Tel: (508) 278-0172 - Fax: (978) 226-1413 - Toll Free: 844-744-RIDE (7433)

Motorcycles 101 - Getting a Head Start

 

The BRC (our Beginner RiderCourse) is a course designed by the Motorcycle Safety Foundation for novices.  While people with some riding experience will still get a lot out of the course, it assumes no prior knowledge of motorcycles, just a desire to learn!

 

Many times people ask what they can do to get a head start for the course.  We certainly do not suggest you go out and try to ride a motorcycle without any training!   Research has shown that 90% of riders involved in accidents taught themselves how to ride or learned from family or friends.

You could do some reading.  Many of our students turned us on to a book called The Complete Idiot's Guide to Motorcycles by Alpha Books, likely available at your local bookstore.  If you're looking for a book or video about motorcycles, if it's in print or video, this place has it - Whitehorse Press

 

Highly recommended is Motorcycling Excellence: Skills, Knowledge, and Strategies for Riding Right.   (A definite must have for after the course, too.)

I've found this site on the web which covers not only basics of riding, but other things such as good first bikes and more. The site is About Motorcycles.Com

Also recommended, take the MSF's Interactive Tour of the Basic RiderCourse and get an idea of what to expect.  Then take the MSF's multiple choice test on the material covered in the RiderCourse.  Don't worry if you don't know the answers. You will be provided with the correct answer and information to help your understanding.

 

Basic RiderCourseÆ Interactive Tour
Preview the Basic RiderCourseÆ by taking an interactive tour.

 

 

Basic RiderCourseÆ Review
Test your knowledge on motorcycle basics by taking the Review.

Motorcycle Challenge
Practice important simulations that put you on your motorcycle and on the road in various situations.

If you're unfamiliar with motorcycles, you could also become familiar with the location of the major controls on the motorcycle. 

Here we go:

Motorcycle Controls

This diagram shows the major controls on the motorcycle as well as some other controls and equipment.

Primary Controls

You use both hands and both feet to operate the five major controls on the motorcycle.

  • Throttle
  • Clutch Lever
  • Gear Shift Lever
  • Front Brake Lever
  • Rear Brake Lever
  1. Throttle - Located on the right handlebar, it is the right handgrip itself.  Control engine speed by rolling (or twisting) "on" toward the rider (lowering your right wrist) and rolling "off" or away from the rider (raising your right wrist).  Springs back to the idle position when released.
  2. Clutch - Located on the left handlebar, it is a lever in front of the left hand grip.  Connects power from the engine to the rear wheel.  Squeeze to disengage power.  Ease out slowly to engage power to the rear wheel.
  3. Gear Shift - Located ahead of the left footpeg.  Lift the lever up all the way to shift one gear at a time.  Press down to downshift one gear at a time.   Typical shift pattern: 1-N-2-3-4-5-6.
  4. Front Brake - Located on the right handlebar, it is a lever in front of the right hand grip.  Squeeze to apply the front brake.
  5. Rear Brake - Located ahead of the right footpeg.  Press down to operate.

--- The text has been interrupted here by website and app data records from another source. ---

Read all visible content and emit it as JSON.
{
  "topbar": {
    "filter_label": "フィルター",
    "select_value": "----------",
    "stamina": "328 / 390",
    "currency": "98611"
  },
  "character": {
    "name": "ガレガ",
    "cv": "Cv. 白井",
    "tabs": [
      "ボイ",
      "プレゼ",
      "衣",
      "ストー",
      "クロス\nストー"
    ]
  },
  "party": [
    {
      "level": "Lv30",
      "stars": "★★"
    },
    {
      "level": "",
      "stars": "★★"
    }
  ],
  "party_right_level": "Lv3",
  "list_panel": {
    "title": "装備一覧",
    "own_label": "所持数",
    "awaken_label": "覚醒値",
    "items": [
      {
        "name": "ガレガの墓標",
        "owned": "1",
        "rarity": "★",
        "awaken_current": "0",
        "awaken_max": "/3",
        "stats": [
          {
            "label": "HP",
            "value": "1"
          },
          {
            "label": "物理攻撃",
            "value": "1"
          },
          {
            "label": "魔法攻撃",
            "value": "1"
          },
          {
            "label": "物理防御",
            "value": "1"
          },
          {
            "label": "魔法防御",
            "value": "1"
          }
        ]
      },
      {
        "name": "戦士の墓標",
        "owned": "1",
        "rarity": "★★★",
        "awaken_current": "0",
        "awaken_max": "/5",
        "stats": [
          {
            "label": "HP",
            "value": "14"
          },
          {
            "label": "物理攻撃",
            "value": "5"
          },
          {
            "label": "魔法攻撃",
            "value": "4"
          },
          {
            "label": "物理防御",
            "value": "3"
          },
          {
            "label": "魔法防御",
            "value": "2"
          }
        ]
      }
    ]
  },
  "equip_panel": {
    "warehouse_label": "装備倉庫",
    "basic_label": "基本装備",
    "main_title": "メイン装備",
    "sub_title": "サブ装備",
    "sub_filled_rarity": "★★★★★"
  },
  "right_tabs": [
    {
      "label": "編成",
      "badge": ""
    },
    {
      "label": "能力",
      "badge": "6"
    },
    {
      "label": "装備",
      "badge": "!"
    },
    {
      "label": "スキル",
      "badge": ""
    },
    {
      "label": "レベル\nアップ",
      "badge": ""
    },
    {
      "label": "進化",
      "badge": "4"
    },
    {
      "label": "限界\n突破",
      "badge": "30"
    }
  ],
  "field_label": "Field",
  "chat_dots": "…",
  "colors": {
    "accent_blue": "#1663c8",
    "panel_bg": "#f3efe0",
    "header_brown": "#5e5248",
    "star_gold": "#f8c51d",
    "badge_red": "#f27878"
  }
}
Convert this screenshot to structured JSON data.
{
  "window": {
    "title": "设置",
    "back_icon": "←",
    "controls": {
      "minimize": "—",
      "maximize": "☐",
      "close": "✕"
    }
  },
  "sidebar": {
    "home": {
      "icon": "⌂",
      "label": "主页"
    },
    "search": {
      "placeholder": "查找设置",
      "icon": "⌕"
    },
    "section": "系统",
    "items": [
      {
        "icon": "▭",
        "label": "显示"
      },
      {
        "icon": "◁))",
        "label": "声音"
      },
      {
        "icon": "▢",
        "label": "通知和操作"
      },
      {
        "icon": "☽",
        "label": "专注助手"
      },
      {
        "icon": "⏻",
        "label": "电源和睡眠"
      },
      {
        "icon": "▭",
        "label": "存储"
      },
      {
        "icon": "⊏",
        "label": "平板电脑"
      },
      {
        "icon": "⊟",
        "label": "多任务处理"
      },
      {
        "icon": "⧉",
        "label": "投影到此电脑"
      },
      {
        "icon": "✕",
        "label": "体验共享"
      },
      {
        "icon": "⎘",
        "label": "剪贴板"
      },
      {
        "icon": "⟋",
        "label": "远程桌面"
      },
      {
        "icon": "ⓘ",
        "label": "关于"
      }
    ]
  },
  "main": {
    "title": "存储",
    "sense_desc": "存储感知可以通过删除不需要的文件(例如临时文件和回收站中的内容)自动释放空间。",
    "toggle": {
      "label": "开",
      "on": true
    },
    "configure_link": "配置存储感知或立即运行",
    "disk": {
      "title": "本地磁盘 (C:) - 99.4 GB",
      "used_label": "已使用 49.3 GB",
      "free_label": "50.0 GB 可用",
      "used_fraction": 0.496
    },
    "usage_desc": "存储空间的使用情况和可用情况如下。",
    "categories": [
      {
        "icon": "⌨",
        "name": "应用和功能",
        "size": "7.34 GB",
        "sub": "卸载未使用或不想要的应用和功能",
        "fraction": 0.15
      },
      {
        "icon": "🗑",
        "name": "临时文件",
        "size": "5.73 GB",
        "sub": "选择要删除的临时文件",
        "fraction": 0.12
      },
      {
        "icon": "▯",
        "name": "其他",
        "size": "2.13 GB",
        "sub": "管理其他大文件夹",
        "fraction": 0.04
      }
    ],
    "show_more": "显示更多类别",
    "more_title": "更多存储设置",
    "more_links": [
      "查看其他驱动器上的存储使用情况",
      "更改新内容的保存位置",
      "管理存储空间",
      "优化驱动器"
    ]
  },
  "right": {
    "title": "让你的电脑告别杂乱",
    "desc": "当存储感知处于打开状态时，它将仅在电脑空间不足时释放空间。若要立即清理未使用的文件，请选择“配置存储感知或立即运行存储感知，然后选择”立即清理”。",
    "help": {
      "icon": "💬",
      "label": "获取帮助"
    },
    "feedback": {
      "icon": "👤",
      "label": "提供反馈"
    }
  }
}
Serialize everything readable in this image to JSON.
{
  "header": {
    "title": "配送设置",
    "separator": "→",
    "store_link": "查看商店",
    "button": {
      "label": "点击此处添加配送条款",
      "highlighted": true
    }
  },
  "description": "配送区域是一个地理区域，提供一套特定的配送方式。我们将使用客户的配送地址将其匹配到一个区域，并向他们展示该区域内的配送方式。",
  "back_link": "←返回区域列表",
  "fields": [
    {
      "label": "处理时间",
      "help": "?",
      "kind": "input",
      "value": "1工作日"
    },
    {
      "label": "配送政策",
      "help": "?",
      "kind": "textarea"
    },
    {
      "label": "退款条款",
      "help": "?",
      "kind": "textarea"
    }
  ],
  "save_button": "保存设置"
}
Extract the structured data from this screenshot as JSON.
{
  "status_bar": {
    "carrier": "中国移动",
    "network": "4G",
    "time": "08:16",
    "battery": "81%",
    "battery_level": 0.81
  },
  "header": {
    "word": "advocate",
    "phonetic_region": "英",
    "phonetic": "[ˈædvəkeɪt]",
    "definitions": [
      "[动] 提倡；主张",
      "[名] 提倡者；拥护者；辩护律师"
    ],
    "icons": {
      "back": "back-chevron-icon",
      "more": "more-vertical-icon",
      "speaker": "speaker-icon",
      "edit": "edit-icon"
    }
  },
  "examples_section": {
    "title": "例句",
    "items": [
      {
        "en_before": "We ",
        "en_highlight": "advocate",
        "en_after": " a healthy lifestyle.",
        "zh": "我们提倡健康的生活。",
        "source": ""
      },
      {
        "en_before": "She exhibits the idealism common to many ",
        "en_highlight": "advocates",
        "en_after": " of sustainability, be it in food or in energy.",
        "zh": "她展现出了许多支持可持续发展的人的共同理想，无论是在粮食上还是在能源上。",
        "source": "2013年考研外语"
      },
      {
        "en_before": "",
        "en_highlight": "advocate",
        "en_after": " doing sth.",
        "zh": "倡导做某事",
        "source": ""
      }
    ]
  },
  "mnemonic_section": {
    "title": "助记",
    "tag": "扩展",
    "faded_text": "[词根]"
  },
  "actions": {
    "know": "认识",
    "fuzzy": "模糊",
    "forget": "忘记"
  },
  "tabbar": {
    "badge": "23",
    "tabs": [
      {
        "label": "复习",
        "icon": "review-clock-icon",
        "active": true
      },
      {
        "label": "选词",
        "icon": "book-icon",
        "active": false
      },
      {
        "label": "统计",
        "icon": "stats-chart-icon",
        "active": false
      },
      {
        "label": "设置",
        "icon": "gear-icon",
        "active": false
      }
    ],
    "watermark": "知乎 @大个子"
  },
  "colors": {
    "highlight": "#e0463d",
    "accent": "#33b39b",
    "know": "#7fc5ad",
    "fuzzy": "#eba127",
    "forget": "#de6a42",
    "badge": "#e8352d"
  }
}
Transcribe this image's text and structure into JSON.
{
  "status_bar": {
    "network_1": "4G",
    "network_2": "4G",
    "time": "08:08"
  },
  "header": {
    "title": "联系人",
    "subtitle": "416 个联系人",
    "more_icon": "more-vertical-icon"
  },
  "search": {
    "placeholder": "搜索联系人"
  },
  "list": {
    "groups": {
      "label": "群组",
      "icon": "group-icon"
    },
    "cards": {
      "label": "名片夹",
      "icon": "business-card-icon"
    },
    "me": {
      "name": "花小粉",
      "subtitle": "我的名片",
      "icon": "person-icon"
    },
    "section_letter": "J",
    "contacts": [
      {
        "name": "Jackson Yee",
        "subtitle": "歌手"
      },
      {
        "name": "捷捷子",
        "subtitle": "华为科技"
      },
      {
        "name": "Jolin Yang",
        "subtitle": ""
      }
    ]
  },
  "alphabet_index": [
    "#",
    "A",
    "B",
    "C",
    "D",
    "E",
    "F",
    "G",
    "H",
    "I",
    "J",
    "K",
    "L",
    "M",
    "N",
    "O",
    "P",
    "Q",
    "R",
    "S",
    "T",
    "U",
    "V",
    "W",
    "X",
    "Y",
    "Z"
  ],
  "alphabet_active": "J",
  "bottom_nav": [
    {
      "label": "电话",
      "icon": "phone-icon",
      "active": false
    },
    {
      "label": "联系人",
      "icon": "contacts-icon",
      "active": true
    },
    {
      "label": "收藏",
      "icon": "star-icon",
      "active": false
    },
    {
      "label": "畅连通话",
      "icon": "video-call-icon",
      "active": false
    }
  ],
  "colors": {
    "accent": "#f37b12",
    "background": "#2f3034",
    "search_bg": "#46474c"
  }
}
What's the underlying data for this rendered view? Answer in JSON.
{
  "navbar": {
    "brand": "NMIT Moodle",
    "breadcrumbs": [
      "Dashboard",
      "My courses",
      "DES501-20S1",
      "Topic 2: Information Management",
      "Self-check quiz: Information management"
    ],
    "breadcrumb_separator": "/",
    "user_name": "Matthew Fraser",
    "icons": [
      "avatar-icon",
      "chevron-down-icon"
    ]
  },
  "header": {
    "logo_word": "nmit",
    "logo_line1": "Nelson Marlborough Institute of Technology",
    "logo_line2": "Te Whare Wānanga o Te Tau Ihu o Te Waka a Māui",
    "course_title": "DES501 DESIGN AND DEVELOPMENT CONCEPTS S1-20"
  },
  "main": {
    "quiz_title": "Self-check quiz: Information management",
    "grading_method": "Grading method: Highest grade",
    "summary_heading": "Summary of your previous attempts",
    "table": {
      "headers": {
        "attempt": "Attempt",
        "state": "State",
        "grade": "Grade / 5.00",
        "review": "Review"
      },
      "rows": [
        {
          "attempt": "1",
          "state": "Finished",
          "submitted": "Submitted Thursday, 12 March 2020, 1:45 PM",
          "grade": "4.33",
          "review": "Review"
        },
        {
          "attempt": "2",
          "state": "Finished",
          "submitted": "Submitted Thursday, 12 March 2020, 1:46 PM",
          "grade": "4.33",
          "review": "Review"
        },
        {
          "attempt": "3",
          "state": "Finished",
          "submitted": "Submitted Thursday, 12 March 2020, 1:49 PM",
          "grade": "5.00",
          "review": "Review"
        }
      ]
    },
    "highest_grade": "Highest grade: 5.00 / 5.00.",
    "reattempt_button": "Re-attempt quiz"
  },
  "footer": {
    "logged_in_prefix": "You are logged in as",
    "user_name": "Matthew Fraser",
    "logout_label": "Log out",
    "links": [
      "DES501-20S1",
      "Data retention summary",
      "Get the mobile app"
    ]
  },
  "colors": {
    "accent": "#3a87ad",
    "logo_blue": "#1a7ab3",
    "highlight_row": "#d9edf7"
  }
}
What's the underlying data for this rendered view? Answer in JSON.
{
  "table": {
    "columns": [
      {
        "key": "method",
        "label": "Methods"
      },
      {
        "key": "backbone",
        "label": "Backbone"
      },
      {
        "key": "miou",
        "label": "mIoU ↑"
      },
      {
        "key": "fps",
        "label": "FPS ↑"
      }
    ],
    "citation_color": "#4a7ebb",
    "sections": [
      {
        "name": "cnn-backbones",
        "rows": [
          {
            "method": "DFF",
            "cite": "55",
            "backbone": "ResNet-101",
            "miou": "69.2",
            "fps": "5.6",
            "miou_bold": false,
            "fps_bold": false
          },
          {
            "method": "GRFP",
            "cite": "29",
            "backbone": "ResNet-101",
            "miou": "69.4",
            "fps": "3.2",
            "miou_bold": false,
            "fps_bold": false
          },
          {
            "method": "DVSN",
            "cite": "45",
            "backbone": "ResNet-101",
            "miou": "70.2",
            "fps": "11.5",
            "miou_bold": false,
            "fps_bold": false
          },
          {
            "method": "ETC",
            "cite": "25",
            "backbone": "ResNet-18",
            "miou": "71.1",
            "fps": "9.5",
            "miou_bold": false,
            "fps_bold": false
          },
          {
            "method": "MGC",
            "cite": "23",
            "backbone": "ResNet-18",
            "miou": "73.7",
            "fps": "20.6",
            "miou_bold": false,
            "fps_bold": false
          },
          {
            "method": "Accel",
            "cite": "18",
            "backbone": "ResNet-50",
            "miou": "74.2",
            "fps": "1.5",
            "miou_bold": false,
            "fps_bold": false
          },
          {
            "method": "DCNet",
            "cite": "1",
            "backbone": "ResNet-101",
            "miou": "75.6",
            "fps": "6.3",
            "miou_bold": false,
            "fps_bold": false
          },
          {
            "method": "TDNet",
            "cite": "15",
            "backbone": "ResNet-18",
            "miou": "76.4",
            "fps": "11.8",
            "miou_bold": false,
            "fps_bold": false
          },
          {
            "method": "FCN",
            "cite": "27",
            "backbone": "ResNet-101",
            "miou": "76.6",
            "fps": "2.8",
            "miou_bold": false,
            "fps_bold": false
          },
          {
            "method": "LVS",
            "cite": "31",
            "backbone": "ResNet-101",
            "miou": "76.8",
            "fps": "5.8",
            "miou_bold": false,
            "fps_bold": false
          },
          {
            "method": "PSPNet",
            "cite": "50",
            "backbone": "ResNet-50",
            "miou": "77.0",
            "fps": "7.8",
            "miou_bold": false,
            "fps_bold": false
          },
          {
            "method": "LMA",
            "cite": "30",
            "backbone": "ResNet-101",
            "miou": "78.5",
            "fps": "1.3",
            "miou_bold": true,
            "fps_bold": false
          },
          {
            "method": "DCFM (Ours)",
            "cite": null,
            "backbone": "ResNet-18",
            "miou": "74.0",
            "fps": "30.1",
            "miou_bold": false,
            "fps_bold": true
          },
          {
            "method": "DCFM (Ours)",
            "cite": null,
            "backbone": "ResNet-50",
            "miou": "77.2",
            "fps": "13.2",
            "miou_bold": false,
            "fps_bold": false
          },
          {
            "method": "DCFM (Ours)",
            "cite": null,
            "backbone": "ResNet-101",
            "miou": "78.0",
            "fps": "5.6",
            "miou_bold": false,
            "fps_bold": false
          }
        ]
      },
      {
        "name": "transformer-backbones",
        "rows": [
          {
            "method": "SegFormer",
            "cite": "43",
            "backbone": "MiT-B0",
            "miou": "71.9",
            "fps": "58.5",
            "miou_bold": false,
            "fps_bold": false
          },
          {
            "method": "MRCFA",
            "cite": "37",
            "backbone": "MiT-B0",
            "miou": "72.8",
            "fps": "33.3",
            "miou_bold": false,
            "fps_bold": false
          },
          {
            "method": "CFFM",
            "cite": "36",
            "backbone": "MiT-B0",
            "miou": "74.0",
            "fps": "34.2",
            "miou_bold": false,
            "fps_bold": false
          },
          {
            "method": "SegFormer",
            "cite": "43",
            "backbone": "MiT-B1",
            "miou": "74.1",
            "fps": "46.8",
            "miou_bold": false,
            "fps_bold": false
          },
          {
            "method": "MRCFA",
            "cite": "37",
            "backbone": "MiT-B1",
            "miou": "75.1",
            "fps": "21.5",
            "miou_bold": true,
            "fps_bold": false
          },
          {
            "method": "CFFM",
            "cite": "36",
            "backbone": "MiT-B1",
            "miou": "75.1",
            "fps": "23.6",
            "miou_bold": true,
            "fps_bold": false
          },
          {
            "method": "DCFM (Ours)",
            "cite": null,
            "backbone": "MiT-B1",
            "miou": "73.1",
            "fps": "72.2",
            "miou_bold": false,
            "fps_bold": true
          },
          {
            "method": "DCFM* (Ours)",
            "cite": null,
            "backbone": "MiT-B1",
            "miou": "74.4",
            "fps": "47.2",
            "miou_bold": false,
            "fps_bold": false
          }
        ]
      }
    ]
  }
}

Other Controls and Equipment

  1. Fuel Supply Valve - Controls fuel supply  to the engine.   Turn to Off, On, Reserve, or Prime.
  2. Ignition - Key selects ON, OFF, PARK, or LOCK.
  3. Choke - On for cold starts.
  4. Engine cut-off switch - Shuts off engine. (Know where this switch is.)
  5. Electric starter - Push to start engine.
  6. Kick starter - Thrust down with foot to start engine.
  7. Headlight beam - Selects low or high beam.
  8. Turn Signals - Usually do not cancel automatically.
  9. Horn - Press to operate.
  10. Speedometer - Includes an odometer to show total miles ridden.
  11. Tachometer - Indicates engine speed.  Never run the engine at an RPM indicated by the red zone.
  12. Indicator lights - Indicate neutral, high beam, turn signals, and other conditions such as: engine oil pressure, sidestand down, etc.
  13. Side & center stands - Support the motorcycle when parked.

Always refer to your owners manual for a detailed description of your specific motorcycle.